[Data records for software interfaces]
● ● ●
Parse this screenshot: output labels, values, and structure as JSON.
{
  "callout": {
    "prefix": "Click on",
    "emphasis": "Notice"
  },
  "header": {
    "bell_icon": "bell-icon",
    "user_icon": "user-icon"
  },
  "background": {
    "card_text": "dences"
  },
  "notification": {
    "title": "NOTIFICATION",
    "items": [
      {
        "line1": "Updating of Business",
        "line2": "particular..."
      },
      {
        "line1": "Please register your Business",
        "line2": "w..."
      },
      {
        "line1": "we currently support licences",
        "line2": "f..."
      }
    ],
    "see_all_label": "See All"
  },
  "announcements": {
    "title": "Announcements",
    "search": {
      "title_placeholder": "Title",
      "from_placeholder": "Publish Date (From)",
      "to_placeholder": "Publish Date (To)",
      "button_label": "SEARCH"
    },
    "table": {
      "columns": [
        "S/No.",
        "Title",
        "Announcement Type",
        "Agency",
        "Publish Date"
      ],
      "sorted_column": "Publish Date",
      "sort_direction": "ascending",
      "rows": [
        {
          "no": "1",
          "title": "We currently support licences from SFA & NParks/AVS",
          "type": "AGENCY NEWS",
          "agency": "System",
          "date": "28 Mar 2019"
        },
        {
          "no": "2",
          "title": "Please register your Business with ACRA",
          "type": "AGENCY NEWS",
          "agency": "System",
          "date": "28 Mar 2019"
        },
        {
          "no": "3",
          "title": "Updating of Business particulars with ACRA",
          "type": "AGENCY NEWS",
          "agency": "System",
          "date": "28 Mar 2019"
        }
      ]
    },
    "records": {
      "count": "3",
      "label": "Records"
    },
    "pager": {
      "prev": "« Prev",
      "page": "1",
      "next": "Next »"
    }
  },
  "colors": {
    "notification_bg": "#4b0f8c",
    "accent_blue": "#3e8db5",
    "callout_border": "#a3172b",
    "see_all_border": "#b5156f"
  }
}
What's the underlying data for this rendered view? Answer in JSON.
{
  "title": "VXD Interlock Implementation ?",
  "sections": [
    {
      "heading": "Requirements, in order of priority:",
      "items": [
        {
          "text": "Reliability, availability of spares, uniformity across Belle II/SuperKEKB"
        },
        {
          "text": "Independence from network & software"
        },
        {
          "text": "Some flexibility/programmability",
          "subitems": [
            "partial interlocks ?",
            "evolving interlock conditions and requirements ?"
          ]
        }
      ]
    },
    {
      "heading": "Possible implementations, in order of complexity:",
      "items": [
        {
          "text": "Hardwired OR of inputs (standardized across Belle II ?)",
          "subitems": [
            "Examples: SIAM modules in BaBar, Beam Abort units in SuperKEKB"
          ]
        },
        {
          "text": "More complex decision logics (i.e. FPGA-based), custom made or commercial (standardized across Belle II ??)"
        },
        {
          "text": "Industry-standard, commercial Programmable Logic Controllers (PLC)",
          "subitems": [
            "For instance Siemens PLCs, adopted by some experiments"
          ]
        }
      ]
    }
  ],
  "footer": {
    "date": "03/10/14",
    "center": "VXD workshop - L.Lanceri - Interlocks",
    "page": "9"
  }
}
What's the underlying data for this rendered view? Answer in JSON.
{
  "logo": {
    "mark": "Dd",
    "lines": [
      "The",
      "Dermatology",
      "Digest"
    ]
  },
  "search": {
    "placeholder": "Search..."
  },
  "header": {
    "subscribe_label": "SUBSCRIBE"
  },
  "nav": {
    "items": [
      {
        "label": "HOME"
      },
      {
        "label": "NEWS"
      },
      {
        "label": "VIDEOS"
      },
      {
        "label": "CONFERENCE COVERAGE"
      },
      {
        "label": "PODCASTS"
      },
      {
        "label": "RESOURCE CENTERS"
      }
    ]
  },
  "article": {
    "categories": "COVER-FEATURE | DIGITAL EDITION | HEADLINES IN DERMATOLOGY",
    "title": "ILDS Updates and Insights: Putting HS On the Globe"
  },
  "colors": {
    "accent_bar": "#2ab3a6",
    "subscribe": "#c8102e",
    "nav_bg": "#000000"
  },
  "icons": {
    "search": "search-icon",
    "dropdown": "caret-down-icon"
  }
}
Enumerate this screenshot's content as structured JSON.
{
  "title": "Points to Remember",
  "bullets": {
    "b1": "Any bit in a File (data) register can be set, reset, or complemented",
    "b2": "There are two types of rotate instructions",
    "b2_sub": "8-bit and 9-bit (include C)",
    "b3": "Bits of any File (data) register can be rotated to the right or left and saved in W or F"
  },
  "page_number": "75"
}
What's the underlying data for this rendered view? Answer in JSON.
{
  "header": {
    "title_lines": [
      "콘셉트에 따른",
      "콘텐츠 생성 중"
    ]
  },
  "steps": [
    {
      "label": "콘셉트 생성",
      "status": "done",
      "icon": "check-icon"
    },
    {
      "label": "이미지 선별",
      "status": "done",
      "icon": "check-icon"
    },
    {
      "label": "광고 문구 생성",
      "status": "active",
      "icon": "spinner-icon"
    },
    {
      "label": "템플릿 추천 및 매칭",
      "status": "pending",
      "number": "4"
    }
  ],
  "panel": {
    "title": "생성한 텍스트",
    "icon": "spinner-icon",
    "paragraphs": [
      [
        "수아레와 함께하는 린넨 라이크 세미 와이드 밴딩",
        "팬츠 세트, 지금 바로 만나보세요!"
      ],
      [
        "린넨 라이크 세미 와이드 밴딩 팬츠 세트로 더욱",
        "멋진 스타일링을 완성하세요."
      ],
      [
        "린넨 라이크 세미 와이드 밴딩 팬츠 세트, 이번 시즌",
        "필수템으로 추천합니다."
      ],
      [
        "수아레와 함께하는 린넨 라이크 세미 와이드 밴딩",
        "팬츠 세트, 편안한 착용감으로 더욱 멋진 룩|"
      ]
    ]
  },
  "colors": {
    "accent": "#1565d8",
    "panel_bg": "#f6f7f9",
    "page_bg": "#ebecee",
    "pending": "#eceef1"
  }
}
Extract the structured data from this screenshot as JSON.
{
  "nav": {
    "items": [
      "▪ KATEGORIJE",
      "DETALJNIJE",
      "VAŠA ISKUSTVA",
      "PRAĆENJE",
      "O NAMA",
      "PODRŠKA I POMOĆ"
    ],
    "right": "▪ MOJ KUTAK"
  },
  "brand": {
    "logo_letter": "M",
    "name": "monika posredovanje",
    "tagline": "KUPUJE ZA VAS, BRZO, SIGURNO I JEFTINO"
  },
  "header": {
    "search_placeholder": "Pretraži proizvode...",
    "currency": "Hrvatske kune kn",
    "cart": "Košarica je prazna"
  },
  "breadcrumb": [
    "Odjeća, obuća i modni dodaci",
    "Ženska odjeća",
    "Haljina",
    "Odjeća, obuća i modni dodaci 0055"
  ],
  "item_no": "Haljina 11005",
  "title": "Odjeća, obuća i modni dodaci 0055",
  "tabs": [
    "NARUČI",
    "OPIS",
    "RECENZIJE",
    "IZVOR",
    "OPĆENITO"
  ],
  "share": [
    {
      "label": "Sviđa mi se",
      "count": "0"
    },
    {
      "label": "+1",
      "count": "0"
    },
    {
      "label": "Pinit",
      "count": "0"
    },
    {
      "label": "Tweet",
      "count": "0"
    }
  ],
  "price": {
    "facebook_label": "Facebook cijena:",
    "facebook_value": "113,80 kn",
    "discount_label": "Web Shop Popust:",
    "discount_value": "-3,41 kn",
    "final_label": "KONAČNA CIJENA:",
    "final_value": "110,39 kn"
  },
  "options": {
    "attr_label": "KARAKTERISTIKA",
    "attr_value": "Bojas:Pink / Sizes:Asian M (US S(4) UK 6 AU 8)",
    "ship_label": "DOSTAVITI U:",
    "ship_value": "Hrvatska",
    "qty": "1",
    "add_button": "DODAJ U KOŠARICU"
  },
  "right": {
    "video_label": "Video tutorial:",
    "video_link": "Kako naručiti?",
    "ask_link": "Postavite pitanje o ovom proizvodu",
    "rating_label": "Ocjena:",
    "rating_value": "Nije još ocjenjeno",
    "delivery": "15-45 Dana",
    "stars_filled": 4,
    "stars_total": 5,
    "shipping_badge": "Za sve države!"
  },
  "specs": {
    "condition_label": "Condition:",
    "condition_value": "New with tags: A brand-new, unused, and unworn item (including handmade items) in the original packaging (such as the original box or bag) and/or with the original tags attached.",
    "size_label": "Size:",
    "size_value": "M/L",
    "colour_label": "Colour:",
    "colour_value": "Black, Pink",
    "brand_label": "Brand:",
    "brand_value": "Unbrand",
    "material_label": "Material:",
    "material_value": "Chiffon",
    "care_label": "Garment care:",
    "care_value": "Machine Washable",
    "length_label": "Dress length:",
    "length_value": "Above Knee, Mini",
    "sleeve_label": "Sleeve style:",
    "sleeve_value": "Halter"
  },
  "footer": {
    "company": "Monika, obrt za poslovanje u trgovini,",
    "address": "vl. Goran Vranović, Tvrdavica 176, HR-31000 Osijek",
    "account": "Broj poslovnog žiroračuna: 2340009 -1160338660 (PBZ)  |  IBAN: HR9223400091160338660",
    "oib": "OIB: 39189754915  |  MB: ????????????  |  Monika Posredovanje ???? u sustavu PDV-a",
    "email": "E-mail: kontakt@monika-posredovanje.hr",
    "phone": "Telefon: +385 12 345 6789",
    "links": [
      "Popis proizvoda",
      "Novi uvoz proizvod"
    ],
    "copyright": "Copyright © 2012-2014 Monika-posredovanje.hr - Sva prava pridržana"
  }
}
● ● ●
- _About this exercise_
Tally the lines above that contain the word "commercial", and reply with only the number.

- _Completed exercise_
2